- Task: Scan the lines below and report each one containing "Пиво" by copying it.

- Task input:

--- START ---

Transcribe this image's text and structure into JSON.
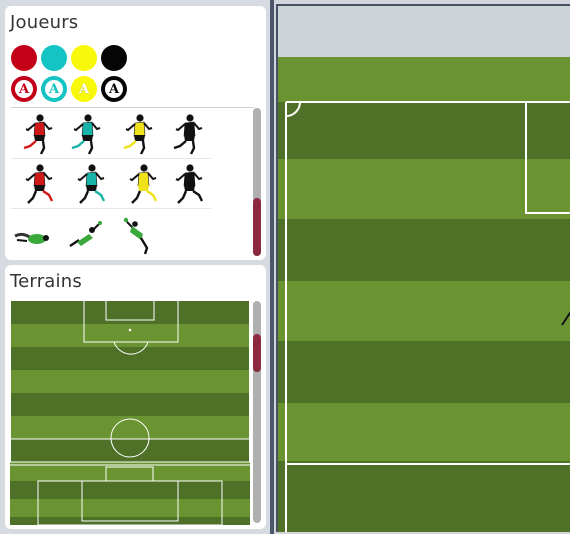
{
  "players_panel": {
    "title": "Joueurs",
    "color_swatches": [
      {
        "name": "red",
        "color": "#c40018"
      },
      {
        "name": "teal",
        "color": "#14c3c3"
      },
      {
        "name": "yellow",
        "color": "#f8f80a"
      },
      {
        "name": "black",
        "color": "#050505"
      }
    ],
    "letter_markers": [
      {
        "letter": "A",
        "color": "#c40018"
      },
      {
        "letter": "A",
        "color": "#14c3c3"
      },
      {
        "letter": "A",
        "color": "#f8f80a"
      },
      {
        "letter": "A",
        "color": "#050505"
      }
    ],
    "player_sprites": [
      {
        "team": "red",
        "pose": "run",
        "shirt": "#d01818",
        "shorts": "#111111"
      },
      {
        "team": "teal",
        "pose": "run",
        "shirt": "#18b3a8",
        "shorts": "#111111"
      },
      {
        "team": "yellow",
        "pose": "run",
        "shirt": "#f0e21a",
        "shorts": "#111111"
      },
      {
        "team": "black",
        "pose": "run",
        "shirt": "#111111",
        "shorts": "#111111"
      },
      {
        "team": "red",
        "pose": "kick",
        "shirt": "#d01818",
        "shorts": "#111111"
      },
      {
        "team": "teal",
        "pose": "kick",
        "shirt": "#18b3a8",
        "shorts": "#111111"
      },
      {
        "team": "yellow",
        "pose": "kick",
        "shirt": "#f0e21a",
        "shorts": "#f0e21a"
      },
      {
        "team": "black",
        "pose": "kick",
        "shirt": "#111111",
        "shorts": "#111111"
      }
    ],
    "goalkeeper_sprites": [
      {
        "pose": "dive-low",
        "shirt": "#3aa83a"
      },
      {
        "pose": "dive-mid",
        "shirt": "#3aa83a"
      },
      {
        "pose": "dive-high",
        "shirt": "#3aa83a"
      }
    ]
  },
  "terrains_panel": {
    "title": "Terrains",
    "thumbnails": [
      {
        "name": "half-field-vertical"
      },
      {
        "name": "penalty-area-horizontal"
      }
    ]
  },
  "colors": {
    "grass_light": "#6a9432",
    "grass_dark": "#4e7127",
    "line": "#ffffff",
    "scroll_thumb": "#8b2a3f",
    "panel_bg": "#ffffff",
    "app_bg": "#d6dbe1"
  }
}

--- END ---
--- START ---

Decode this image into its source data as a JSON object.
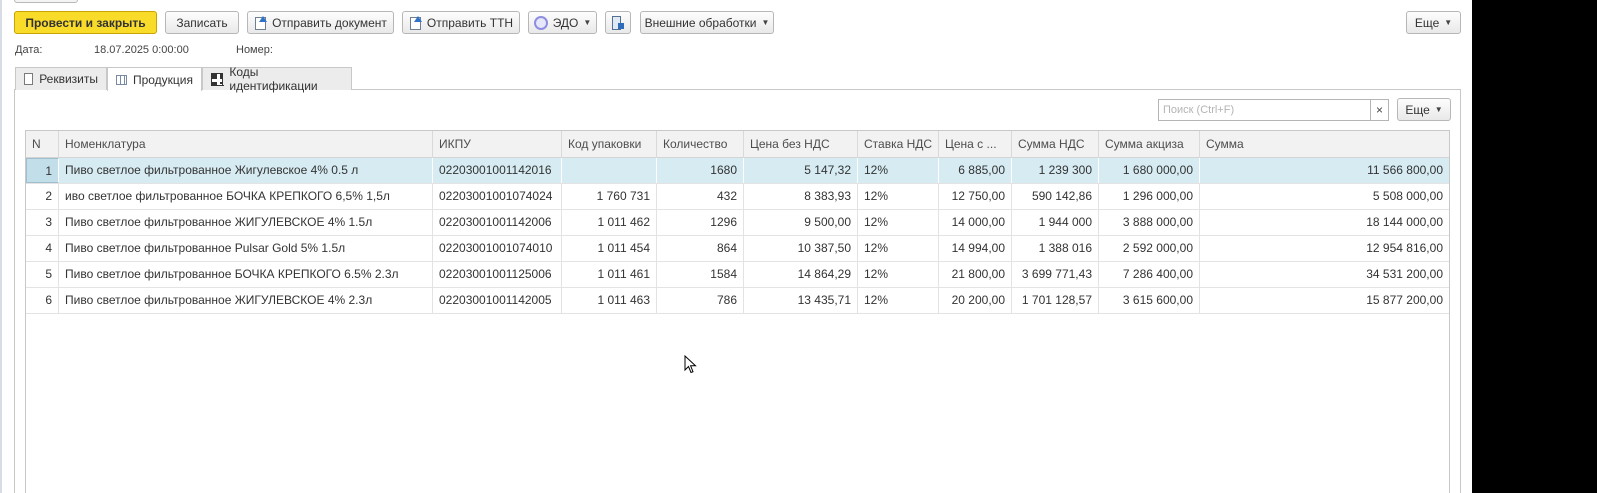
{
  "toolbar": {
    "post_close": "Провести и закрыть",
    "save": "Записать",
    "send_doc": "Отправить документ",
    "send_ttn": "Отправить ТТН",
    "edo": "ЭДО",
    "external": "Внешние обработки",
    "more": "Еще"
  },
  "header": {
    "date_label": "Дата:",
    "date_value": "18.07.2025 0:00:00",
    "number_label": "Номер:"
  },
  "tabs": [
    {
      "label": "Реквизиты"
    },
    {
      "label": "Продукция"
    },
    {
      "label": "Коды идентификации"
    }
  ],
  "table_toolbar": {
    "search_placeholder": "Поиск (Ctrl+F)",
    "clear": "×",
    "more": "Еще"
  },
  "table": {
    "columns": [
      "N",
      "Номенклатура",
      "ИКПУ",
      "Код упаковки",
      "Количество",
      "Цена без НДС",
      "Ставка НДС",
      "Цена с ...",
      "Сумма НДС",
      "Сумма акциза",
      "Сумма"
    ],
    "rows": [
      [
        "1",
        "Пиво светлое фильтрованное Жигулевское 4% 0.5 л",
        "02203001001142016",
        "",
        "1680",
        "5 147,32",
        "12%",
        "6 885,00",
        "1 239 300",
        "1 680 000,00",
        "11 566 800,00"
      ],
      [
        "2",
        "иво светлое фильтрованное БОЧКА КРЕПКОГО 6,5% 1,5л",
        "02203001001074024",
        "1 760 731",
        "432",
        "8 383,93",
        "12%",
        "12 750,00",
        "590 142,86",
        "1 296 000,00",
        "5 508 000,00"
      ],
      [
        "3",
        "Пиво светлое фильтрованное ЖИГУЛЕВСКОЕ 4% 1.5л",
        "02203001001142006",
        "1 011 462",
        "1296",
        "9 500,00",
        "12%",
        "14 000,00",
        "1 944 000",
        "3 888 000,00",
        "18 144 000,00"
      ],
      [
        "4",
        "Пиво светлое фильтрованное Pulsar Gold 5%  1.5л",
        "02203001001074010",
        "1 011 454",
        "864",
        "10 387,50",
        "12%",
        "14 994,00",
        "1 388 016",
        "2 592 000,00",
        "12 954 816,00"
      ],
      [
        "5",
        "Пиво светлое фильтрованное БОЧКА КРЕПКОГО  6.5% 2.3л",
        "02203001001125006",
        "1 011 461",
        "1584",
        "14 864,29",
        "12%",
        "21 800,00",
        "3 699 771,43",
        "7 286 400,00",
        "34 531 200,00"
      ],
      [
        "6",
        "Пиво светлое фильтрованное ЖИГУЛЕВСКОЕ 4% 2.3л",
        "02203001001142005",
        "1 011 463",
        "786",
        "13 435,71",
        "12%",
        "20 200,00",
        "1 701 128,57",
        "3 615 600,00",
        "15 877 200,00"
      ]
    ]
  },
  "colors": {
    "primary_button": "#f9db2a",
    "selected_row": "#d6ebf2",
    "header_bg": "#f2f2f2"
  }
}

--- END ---
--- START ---

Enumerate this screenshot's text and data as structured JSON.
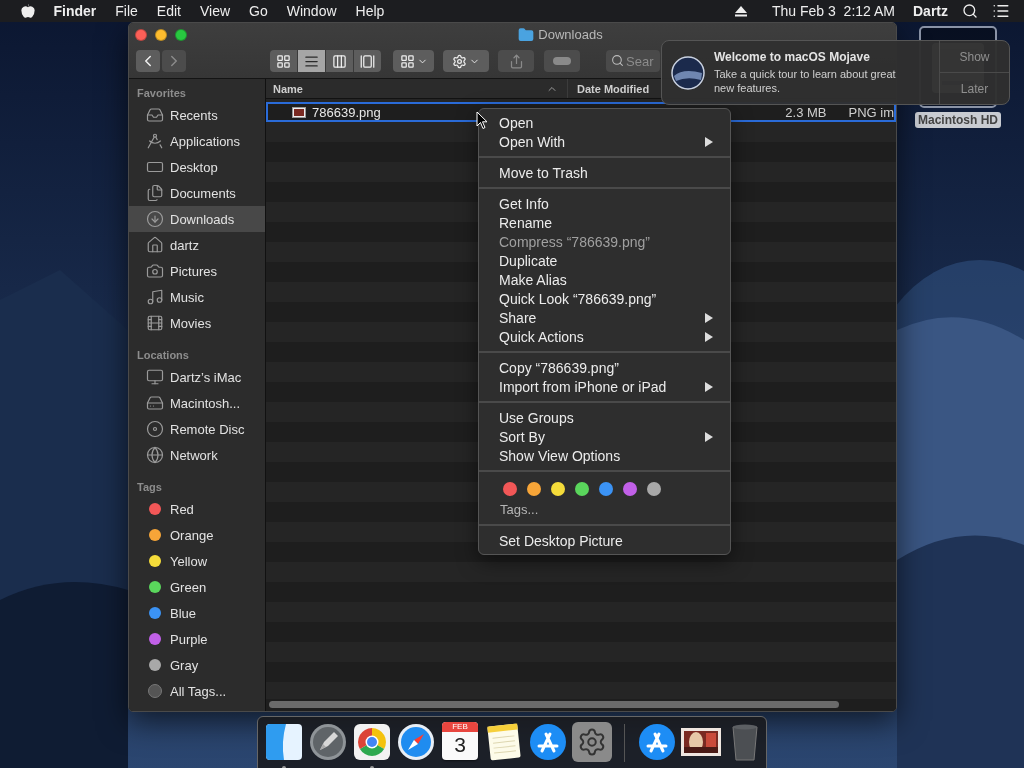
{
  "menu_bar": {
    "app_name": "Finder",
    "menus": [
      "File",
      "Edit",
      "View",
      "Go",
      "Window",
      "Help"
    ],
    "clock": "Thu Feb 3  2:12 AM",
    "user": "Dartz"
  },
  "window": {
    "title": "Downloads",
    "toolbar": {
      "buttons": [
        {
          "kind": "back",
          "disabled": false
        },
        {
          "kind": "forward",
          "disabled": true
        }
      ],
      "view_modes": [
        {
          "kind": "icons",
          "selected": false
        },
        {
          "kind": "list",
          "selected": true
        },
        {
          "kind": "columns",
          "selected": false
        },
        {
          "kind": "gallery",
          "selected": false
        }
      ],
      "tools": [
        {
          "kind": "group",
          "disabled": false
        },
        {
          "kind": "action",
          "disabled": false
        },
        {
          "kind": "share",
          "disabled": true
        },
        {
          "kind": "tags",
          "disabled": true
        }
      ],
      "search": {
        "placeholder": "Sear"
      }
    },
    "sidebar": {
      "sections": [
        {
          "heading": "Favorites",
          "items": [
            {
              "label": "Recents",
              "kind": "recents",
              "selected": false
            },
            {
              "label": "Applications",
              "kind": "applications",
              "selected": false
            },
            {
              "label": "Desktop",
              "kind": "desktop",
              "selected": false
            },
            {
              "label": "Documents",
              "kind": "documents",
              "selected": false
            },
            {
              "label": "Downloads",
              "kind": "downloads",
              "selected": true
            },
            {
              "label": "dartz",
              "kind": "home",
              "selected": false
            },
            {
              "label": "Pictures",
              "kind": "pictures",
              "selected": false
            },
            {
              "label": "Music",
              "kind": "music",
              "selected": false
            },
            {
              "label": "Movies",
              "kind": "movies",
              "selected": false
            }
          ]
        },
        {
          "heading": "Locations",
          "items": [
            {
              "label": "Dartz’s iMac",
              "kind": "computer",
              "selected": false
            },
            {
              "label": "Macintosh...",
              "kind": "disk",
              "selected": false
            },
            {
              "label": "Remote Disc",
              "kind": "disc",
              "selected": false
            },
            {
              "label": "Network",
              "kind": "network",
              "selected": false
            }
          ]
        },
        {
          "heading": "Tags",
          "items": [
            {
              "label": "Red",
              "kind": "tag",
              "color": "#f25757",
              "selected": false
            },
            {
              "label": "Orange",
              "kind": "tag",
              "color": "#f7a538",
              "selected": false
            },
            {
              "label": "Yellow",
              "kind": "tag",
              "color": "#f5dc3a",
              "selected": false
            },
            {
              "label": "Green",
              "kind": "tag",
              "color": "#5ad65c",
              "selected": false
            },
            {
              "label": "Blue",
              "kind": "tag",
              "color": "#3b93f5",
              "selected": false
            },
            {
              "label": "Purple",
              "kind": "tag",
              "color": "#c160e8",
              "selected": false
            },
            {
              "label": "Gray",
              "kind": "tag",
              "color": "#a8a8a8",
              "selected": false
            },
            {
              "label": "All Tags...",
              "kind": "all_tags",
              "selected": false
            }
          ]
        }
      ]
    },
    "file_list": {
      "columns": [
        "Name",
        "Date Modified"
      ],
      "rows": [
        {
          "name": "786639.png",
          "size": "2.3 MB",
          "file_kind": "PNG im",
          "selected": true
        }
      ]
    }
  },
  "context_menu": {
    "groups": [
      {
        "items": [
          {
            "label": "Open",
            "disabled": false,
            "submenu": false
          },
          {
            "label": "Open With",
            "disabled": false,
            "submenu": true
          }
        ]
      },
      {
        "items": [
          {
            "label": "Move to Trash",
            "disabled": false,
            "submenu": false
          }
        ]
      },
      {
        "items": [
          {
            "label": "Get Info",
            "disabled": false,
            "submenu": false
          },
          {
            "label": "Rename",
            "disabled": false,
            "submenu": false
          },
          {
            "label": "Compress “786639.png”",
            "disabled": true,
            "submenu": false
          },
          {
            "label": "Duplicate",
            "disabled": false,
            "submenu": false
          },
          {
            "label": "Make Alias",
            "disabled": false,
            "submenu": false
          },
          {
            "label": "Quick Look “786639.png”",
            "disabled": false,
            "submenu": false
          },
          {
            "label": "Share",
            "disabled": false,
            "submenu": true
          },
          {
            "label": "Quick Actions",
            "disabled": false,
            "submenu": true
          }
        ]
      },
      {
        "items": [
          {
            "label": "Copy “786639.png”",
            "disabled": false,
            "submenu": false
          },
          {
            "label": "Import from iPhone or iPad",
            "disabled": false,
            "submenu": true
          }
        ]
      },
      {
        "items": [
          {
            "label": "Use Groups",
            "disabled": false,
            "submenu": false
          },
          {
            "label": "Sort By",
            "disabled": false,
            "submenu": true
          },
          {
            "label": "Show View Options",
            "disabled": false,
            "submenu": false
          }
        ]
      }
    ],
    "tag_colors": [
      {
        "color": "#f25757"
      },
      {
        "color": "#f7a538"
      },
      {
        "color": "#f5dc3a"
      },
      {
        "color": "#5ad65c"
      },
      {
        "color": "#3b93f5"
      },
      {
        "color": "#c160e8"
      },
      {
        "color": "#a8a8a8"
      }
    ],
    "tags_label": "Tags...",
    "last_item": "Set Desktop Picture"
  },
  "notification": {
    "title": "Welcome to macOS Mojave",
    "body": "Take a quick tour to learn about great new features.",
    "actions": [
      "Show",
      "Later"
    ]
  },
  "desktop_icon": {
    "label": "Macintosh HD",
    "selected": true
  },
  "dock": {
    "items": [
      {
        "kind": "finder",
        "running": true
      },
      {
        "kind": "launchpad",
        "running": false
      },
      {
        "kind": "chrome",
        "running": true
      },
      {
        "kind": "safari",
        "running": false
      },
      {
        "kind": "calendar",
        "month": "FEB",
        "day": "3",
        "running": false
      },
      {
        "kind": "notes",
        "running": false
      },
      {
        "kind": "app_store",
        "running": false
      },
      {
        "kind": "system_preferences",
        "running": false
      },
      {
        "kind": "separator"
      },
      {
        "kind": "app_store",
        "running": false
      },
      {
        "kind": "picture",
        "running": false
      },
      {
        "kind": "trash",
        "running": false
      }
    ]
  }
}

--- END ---

- Task result:
        "Пиво светлое фильтрованное Жигулевское 4% 0.5 л",
        "Пиво светлое фильтрованное ЖИГУЛЕВСКОЕ 4% 1.5л",
        "Пиво светлое фильтрованное Pulsar Gold 5%  1.5л",
        "Пиво светлое фильтрованное БОЧКА КРЕПКОГО  6.5% 2.3л",
        "Пиво светлое фильтрованное ЖИГУЛЕВСКОЕ 4% 2.3л",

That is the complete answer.